Fr. Senk’s vocation is a treasure of the Church. He is brought before the prefects of Rome as were the treasures centuries ago. The act of Lawrence in identifying those poor as treasures brought anger and his death. The ruling prefects of that time sought wealth as the defining resource for displaying their powers and justifying their actions. May the bishops and Congregations in Rome act with a different mindset so that Fr. Senk’s priesthood will not be a victim of the greed and influence of the corrupt wealthy.
2 thoughts on “The Scandal of Financial Abuse in the Church”
we hope that there are some good men at the top offices among the ” leaders” ??? who is in charge ??
of our church that will work to over come all the abuses that we know exist in our church —-
it is discouraging for those who love the church as we thought we knew it to be……..
we hope good people continue the work they do to get the church to change so it continues to exist…differently for sure!
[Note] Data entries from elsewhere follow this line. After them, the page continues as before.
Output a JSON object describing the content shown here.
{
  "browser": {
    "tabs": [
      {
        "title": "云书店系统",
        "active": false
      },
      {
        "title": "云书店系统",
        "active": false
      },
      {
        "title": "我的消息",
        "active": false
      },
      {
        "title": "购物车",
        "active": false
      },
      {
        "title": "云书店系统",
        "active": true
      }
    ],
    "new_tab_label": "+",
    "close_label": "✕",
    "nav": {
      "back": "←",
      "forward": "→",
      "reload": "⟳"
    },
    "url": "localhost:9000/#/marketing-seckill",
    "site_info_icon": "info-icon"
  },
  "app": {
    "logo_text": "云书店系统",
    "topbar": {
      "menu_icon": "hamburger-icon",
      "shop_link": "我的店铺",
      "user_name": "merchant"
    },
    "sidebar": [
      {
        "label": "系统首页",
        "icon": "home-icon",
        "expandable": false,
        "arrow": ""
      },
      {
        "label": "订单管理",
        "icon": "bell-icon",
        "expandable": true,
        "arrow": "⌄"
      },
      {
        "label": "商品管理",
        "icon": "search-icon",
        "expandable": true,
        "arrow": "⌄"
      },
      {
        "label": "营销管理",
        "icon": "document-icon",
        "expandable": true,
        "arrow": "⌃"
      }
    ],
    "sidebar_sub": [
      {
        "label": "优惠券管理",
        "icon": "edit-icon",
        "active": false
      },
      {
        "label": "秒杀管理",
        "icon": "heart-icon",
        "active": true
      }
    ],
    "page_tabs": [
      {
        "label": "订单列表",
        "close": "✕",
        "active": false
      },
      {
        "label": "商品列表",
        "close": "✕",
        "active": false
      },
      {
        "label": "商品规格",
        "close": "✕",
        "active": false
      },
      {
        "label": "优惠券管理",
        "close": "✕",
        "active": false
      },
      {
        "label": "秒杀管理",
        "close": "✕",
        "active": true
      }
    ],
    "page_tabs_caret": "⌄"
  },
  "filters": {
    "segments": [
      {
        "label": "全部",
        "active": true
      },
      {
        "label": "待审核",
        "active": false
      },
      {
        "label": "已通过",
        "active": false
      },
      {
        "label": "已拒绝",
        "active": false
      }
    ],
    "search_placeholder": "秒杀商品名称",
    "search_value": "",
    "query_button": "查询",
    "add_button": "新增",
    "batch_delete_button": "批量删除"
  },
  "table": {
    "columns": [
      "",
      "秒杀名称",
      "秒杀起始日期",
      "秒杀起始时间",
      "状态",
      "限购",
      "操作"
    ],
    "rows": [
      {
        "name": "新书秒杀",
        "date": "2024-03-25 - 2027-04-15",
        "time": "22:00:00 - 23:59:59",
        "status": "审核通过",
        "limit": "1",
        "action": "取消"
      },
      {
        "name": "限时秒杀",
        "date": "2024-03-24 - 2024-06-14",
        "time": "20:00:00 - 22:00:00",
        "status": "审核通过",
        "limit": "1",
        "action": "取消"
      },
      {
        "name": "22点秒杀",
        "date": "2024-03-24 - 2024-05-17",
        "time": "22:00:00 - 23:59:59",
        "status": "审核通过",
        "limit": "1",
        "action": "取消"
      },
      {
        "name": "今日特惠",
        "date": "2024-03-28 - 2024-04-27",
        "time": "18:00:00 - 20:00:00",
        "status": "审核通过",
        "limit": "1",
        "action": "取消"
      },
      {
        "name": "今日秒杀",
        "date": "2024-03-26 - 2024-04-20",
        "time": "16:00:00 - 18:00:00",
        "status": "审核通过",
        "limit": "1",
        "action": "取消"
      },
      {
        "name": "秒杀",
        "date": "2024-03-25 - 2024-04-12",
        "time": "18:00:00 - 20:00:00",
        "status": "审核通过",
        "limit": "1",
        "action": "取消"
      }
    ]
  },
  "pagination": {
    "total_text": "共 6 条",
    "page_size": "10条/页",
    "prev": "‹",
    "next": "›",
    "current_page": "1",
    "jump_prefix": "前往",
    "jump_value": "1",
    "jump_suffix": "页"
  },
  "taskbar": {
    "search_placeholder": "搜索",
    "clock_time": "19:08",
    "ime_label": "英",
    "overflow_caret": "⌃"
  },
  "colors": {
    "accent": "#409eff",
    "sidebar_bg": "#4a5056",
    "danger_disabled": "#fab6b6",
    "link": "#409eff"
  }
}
Which we think will make it better …………… but we need leadership…….. and who will that be?
thanks for working for justice in all corners of our church and world. mary jo
Sad but so true in The Catholic
Hierarchy of Bishops who
proclaim innocence and have
maybe understanding of Mercy, Kindness, Defication
by Parish Priests such as St.
Isabelle’s Fr, Christopher Senk